- Do it as quickly as possible, but don’t do things like bunny-hop (ironic, isn’t it?) the whole thing because that’s annoying to watch. Same with running diagonally just because it’s faster, and so on.
- Do it as flawlessly as you can. However, sometimes a mistake is worth showing. For instance, in the Getting Up Rabbit Run there is a part where Tommy tried to jump over a wall, but the auto-grab made him land on it. Clearly a mistake, but it really shows how that can get annoying, which is something you’ll experience playing the game.
- Don’t use any glitches.
- Try to keep the video under 15 min. Ten minutes is a good average.
- Attempt a single-segment (uncut video) run if you’re up to the challenge.
Trust us though, we’re not that good, and we’re lazy, so these are no expert runs. They should still give you a pretty good idea of what you’ll experience.
Rants and Articles:
You seem to bitch about games a lot. Why are you doing this if you hate them so much?
If you think about it, it’s the games you like that get the most criticism. If the game is terrible you throw it in the corner and never look at it again, because it’s not even worth talking about. We like discussing what works in a game and what doesn’t, and how it could be made better.
Do you beat the whole game before you write a review?

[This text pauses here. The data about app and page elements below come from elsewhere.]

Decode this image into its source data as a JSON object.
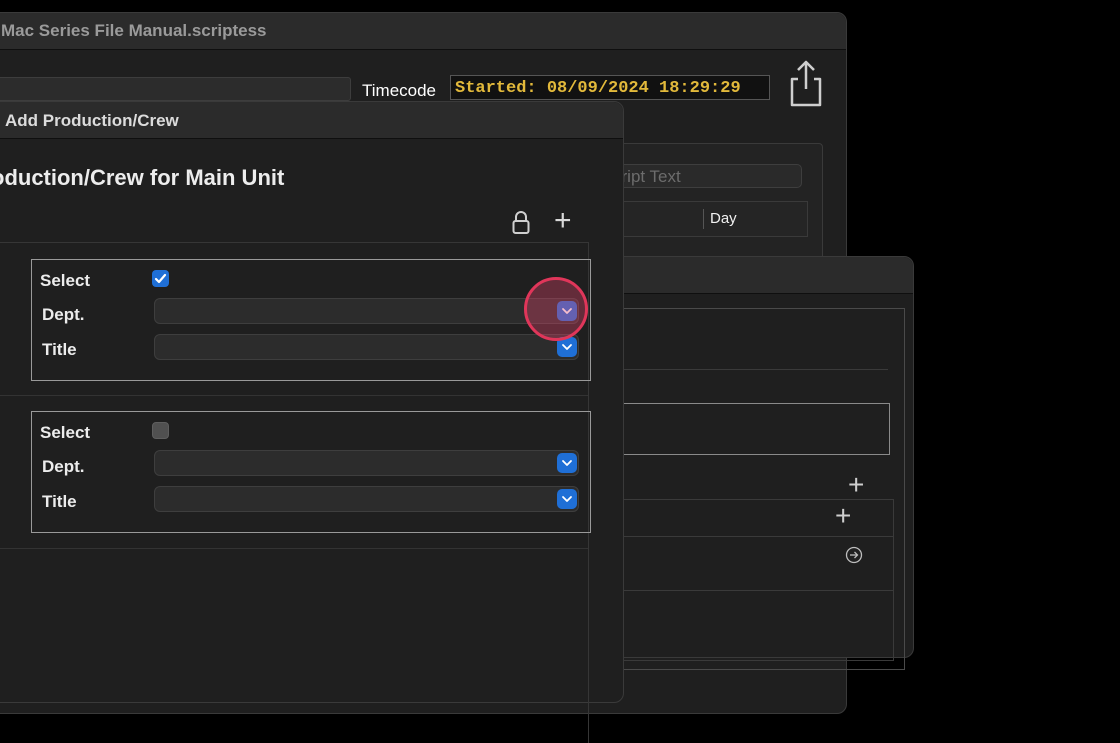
{
  "main_window": {
    "title": "Mac Series File Manual.scriptess",
    "timecode_label": "Timecode",
    "timecode_value": "Started: 08/09/2024 18:29:29",
    "script_search_placeholder": "cript Text",
    "day_column": "Day"
  },
  "sheet": {
    "title": "Add Production/Crew",
    "heading": "oduction/Crew for Main Unit",
    "crew_entries": [
      {
        "select_label": "Select",
        "selected": true,
        "dept_label": "Dept.",
        "dept_value": "",
        "title_label": "Title",
        "title_value": ""
      },
      {
        "select_label": "Select",
        "selected": false,
        "dept_label": "Dept.",
        "dept_value": "",
        "title_label": "Title",
        "title_value": ""
      }
    ]
  },
  "icons": {
    "share": "share-icon",
    "lock": "lock-icon",
    "add": "plus-icon",
    "go": "arrow-circle-icon",
    "chevron": "chevron-down-icon"
  },
  "colors": {
    "accent": "#1f6fd6",
    "timecode": "#e2b93b",
    "click_indicator": "#e0365a"
  }
}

Typically, yes. We think it’s unfair to developers (and readers) to review a game if we’ve only played part of it. Some games take a while to get going, or change drastically throughout the levels (e.g. Psychonauts). Since we have no deadlines, we write reviews when we feel like it, and if we’re playing a game, we’re probably going to beat it.
There may be some cases where we just have to rant about some aspect of a game we didn’t finish (a game we just absolutely couldn’t stand to keep playing), but in those cases we’ll tell you how far we got. If it doesn’t say, you can safely assume we beat the whole game.

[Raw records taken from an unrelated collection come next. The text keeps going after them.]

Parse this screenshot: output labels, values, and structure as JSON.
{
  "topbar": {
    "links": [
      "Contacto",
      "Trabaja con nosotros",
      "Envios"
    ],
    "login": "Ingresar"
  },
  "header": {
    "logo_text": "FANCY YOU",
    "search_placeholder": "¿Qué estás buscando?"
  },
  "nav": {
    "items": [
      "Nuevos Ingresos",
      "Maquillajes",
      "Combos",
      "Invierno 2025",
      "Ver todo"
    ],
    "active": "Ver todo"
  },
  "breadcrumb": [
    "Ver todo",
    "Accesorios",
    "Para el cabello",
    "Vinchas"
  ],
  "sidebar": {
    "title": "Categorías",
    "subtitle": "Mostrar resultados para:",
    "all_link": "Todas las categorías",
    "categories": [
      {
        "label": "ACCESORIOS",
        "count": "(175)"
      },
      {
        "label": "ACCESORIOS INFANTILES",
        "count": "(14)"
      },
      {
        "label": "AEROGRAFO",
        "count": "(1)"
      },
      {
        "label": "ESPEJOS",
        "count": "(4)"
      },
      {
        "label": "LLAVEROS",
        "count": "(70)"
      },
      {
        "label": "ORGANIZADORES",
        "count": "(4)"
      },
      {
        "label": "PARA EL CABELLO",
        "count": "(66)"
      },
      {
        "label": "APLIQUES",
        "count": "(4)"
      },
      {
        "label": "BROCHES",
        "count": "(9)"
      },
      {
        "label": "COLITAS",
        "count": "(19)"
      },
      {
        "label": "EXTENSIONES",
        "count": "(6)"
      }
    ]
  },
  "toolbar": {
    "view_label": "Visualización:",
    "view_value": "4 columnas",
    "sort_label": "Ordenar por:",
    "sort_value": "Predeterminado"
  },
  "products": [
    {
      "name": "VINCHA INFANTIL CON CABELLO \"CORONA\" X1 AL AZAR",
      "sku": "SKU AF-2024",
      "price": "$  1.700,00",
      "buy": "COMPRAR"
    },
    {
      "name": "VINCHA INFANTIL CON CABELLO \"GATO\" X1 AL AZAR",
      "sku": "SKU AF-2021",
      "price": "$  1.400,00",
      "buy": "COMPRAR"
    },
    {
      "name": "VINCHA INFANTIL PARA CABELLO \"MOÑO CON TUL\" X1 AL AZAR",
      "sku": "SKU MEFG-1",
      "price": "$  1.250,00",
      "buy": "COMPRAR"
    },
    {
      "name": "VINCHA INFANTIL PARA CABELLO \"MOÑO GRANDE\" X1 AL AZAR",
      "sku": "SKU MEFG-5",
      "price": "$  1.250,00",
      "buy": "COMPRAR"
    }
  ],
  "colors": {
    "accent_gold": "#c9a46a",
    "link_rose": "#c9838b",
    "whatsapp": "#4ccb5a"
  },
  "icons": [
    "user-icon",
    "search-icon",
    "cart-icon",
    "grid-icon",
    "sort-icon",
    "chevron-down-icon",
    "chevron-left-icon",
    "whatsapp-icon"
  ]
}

Why are you reviewing a game that came out X years ago?
Probably because we finally got around to playing it. If you think only new games are worth playing, this probably isn’t the site for you. We know other people have stacks of games to play as well, or just never bought a certain game. Now that they’re on sale or used, you might want to pick them up. It’s also sometimes worth seeing how a game ages — in some cases games score higher with reviewers simply because of the new technology. Now that it’s no longer new, we can have a less biased opinion.

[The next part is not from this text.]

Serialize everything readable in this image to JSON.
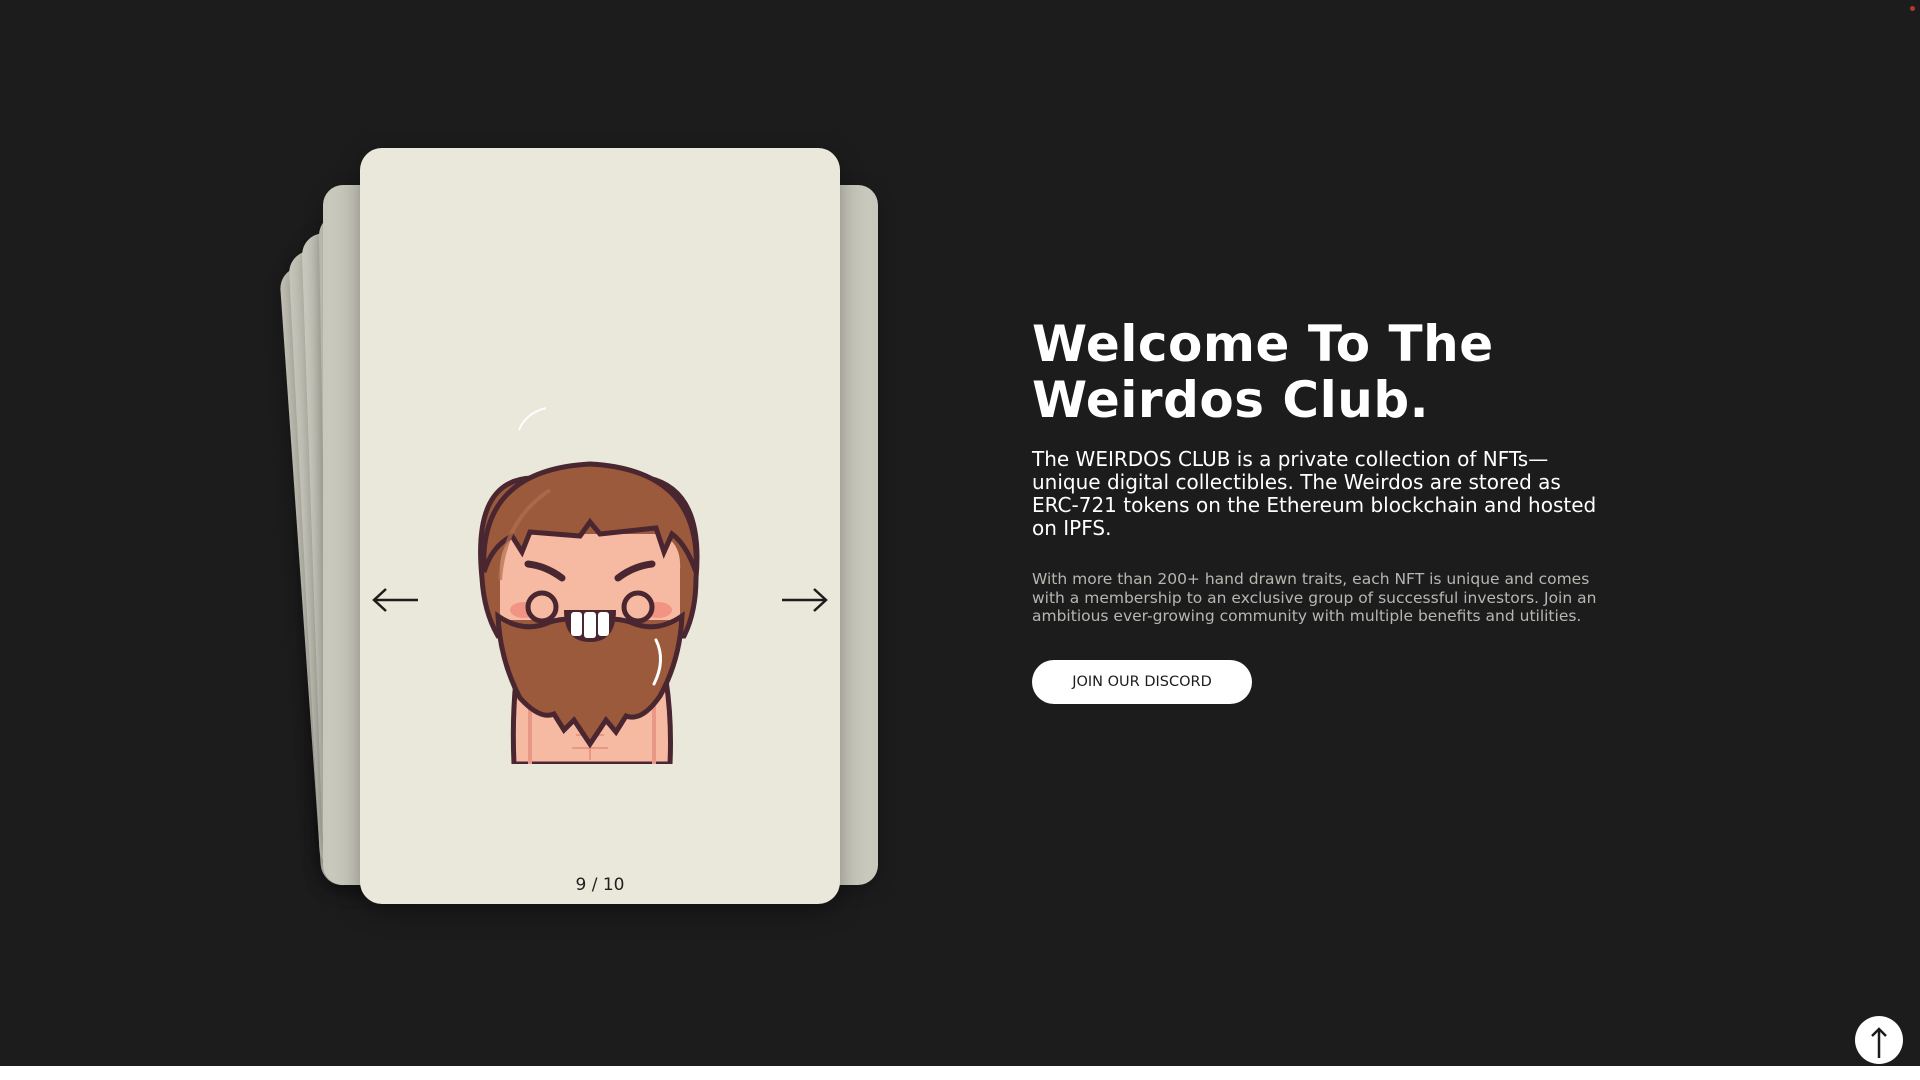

I can’t find the scores you gave the games in your reviews!
There aren’t any. We purposely don’t rate games by a number. If you really need a number, then just assume we rated it an 8 out of 10, with 6 being the highest.
Then how do I know how good the game is?
Read the review? We don’t like numbers because that assumes every gamer is the same. Some people like stealth, some people like music games, some people like FPS games, some people hate all of those things. While a rating probably compares the game to others in the same genre (not necessarily a good thing either), there are different things people want out of games, so we’d rather just address those directly. If you want numbers go read metacritic (we do). Scores are definitely a necessary evil in this business, but since so many other people are doing it, we feel we can go indepth with our reviews and do it our own way. We almost expect you to have already read other reviews.